App and web page records:
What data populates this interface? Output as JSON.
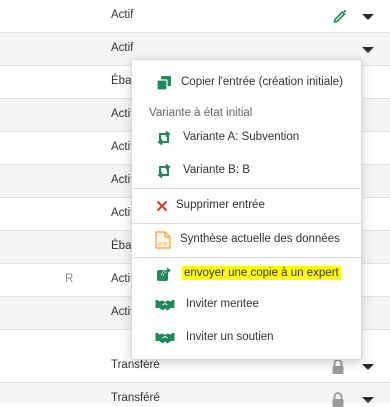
{
  "rows": [
    {
      "status": "Actif",
      "r": "",
      "icon": "pencil-icon",
      "alt": false
    },
    {
      "status": "Actif",
      "r": "",
      "icon": "",
      "alt": true
    },
    {
      "status": "Ébauche",
      "r": "",
      "icon": "",
      "alt": false
    },
    {
      "status": "Actif",
      "r": "",
      "icon": "",
      "alt": true
    },
    {
      "status": "Actif",
      "r": "",
      "icon": "",
      "alt": false
    },
    {
      "status": "Actif",
      "r": "",
      "icon": "",
      "alt": true
    },
    {
      "status": "Actif",
      "r": "",
      "icon": "",
      "alt": false
    },
    {
      "status": "Ébauche",
      "r": "",
      "icon": "",
      "alt": true
    },
    {
      "status": "Actif",
      "r": "R",
      "icon": "",
      "alt": false
    },
    {
      "status": "Actif",
      "r": "",
      "icon": "",
      "alt": true
    },
    {
      "status": "Transféré",
      "r": "",
      "icon": "lock-icon",
      "alt": false
    },
    {
      "status": "Transféré",
      "r": "",
      "icon": "lock-icon",
      "alt": true
    }
  ],
  "menu": {
    "copy_entry": "Copier l'entrée (création initiale)",
    "variant_section": "Variante à état initial",
    "variant_a": "Variante A: Subvention",
    "variant_b": "Variante B: B",
    "delete_entry": "Supprimer entrée",
    "data_summary": "Synthèse actuelle des données",
    "pdf_badge": "PDF",
    "send_copy_expert": "envoyer une copie à un expert",
    "invite_mentee": "Inviter mentee",
    "invite_support": "Inviter un soutien"
  },
  "colors": {
    "green_accent": "#1f8a5b",
    "delete_red": "#d9362b",
    "pdf_orange": "#f2a23a",
    "highlight_yellow": "#ffff00"
  }
}
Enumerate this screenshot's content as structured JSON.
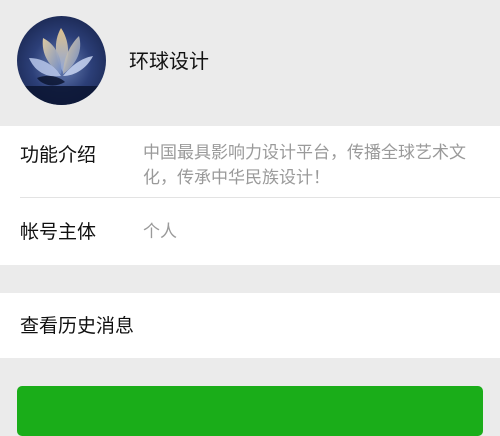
{
  "profile": {
    "name": "环球设计",
    "avatar_icon": "lotus-building-logo-icon"
  },
  "info": {
    "intro_label": "功能介绍",
    "intro_value": "中国最具影响力设计平台，传播全球艺术文化，传承中华民族设计！",
    "owner_label": "帐号主体",
    "owner_value": "个人"
  },
  "history": {
    "label": "查看历史消息"
  },
  "colors": {
    "background": "#ebebeb",
    "card": "#ffffff",
    "primary_text": "#111111",
    "secondary_text": "#9a9a9a",
    "button_green": "#1aad19"
  }
}
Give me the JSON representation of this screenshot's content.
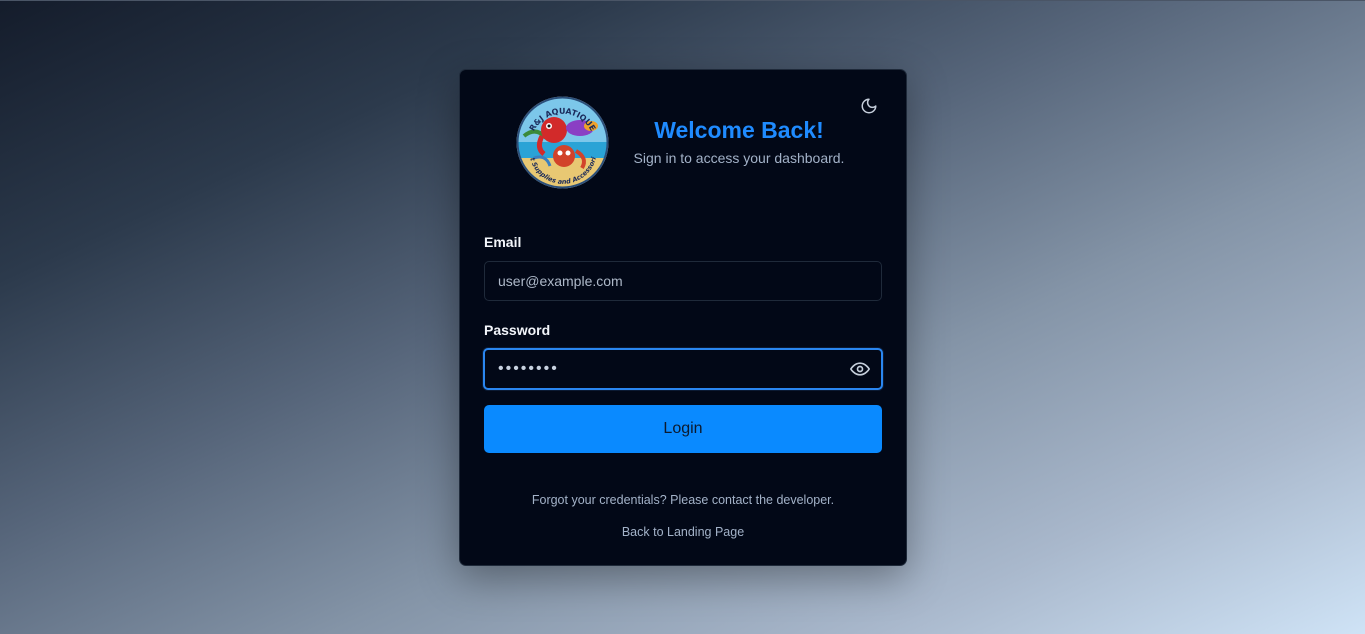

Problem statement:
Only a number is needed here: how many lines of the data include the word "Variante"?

Solution:
3